Either way, it is Germany, one of the World Cup's youngest squads, that has produced the tournament's finest soccer, and in Schweinsteiger it can boast one of the finest central midfielders around. No German team has been this exciting in 20 years, and it is Die Mannschaft of the 1970s that springs most strongly to mind. It is difficult to imagine that the team, or "Schweini" (as he's known back home), would have performed with such boisterous energy with Ballack. That may sound unfair on the newly-signed Bayer Leverkusen midfielder, but his absence had the added bonus of leaving Germany unburdened by expectation. What could these youngsters achieve, really? people wondered.
In fact, the success of youth has been noticeable at these finals. It's not the case that those teams that have gone furthest have been the youngest -- quarterfinalist Brazil was amongst the oldest, while Cameroon, the first team to be eliminated, was among the youngest.

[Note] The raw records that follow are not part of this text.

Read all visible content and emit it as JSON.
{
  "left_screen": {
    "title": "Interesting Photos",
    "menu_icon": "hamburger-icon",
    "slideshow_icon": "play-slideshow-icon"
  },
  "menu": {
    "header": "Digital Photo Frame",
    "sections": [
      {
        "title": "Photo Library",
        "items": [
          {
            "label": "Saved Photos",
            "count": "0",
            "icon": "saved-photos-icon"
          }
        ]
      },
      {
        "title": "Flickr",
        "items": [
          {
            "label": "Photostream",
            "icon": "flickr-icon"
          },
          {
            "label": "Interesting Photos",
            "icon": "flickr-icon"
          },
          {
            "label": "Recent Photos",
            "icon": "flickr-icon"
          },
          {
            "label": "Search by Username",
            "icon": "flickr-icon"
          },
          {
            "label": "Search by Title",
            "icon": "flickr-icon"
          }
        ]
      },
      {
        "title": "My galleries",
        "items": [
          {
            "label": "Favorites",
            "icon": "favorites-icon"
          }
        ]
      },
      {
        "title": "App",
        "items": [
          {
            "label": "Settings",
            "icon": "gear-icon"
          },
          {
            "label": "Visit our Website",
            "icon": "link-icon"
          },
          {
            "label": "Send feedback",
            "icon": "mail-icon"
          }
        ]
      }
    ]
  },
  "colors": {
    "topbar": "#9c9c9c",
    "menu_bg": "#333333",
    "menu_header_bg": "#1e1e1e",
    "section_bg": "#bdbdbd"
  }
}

But while ageing squads such as England, Italy and France (which held onto 27 players from four years ago between them) struggled to get their campaigns off the ground, Germany was joined by nations such as Ghana and Chile in fielding young sides and seeing it pay off.
Ghana too lost its talismanic midfield general, Michael Essien, to injury, but coach Milovan Rajevic put his faith in players from the U-20 World Cup-winning squad and watched Dede Ayew, Dominic Adiyiah and Samuel Inkoom repay him with a run towards the latter stages that was only halted in the dying moments of a quarterfinal meeting with Uruguay, and in the cruelest fashion. Chile conceded three without reply to Brazil in the round of 16, but was still welcomed home by popular tabloid La Cuarta's headline: "Thanks for everything kids!" The non-stop attacking soccer the relatively young side had produced had won over the nation, if not the match.
At 32, striker Miroslav Klose is the old man of Germany's side, and wasn't a universally popular pick after a season spent on the bench for Bayern Munich that yielded only three goals. But he has been rejuvenated at this tournament, and after Germany romped to victory over Australia in the opening round of matches, Klose (who scored one of the four goals the Socceroos conceded) praised the lack of self-doubt shown by young teammates such as Thomas Müller (another scorer that day), saying: "We're a young team. We love playing."
How crucial an ingredient might that love be? France, England, Italy ... all looked overwhelmed by ego and expectation as well as the advancing years. In contrast, Germany -- and Ghana, Chile, plus less successful young squads such as North Korea -- have shown such passion and hunger, translating that into the kind of selfless teamwork that creates irrepressible movement around the pitch. That it has brought Germany the greatest success perhaps suggests that the responsibility and experience afforded to young players in the Bundesliga better eliminates the nerves and mistakes of youth.
Now Die Welt is talking openly about how close another World Cup trophy -- and that fourth star embroidered on Germany's kit -- really is, though pre-tournament favorite Spain awaits on Wednesday. Schweinsteiger insists that a fit-again Ballack will return to the Germany squad, and inevitably there will be opponents against whom the fearless swashbuckling of the past three weeks will fail to reap such rewards. But it is now Ballack's young understudies whose replacement appears heretical.